Actinomycetes are fungi-like bacteria. They form branching hyphae (tubular structures) both on surfaces and within solid substrates. Their hyphae generally have cross-walls and are multinucleated. Reproduction is often asexual and is achieved by sporulation. Most actinomycetes are sessile, but species capable of motility derive their locomotion from flagellated spores. In many places in the Arctic, species of Actinomyces are primary soil inhabitants. They are widely distributed and key to the mineralization of organic matter. Actinomycetes have the ability to degrade a wide variety of organic compounds and, as such, play a pivotal role in the nutrient cycling of arctic terrestrial ecosystems. Although most actinomycetes are free living, some species are pathogenic, such as Actinomyces bovis.

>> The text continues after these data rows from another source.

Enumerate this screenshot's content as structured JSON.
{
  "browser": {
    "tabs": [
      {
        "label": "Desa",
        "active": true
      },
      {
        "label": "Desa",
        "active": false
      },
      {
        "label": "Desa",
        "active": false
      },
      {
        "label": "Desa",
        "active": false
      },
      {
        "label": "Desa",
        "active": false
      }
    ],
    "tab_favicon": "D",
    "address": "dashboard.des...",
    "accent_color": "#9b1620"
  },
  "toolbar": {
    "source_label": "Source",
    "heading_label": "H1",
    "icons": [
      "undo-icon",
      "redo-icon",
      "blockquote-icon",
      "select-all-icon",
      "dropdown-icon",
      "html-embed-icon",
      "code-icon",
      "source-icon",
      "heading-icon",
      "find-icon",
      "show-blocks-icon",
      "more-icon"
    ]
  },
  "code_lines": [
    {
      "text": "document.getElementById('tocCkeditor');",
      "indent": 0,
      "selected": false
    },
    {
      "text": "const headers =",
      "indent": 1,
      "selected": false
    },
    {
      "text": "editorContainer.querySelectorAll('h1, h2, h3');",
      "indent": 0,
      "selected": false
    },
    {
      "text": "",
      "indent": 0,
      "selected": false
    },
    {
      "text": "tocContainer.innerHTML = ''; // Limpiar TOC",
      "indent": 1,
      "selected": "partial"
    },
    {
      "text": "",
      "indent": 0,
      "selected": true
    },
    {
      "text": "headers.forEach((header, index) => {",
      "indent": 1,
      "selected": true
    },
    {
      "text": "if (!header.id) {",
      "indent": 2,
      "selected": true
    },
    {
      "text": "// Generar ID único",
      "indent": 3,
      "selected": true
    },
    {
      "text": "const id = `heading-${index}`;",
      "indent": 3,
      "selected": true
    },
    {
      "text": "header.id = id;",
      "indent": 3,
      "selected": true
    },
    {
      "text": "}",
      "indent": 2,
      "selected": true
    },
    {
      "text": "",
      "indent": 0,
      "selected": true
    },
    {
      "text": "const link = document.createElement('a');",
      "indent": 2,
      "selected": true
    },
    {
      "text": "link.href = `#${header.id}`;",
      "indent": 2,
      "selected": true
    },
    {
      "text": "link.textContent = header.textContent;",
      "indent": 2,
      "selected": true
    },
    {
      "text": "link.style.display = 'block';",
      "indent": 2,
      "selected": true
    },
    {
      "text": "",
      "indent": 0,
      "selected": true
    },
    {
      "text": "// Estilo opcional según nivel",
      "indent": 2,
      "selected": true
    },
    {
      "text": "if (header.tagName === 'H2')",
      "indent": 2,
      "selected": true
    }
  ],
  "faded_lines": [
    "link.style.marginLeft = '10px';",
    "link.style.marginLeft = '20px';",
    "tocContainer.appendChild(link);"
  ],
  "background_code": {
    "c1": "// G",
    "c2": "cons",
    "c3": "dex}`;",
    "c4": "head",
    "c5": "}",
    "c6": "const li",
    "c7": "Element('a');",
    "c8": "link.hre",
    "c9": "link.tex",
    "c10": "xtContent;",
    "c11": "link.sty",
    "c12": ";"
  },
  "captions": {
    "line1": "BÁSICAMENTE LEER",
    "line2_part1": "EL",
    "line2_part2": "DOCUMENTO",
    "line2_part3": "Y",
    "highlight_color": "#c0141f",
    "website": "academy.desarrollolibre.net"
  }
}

Actinomyces bovis causes actinomycosis or "lumpy jaw" in caribou. This bacterium is a normal part of the mouth flora, but when it invades lesions in the oral cavity, it can become problematic. During teething, or when the animal's food source is particularly abrasive, tears in the mouth tissue can become infected with A. bovis. Bony lumps develop that can become as large as a tennis ball in just a few months. Respiration and chewing become problematic, which leads to weight loss. Other than the swellings in the mouth, infected animals appear healthy. Fortunately, this is one disease which is not transmissible to humans.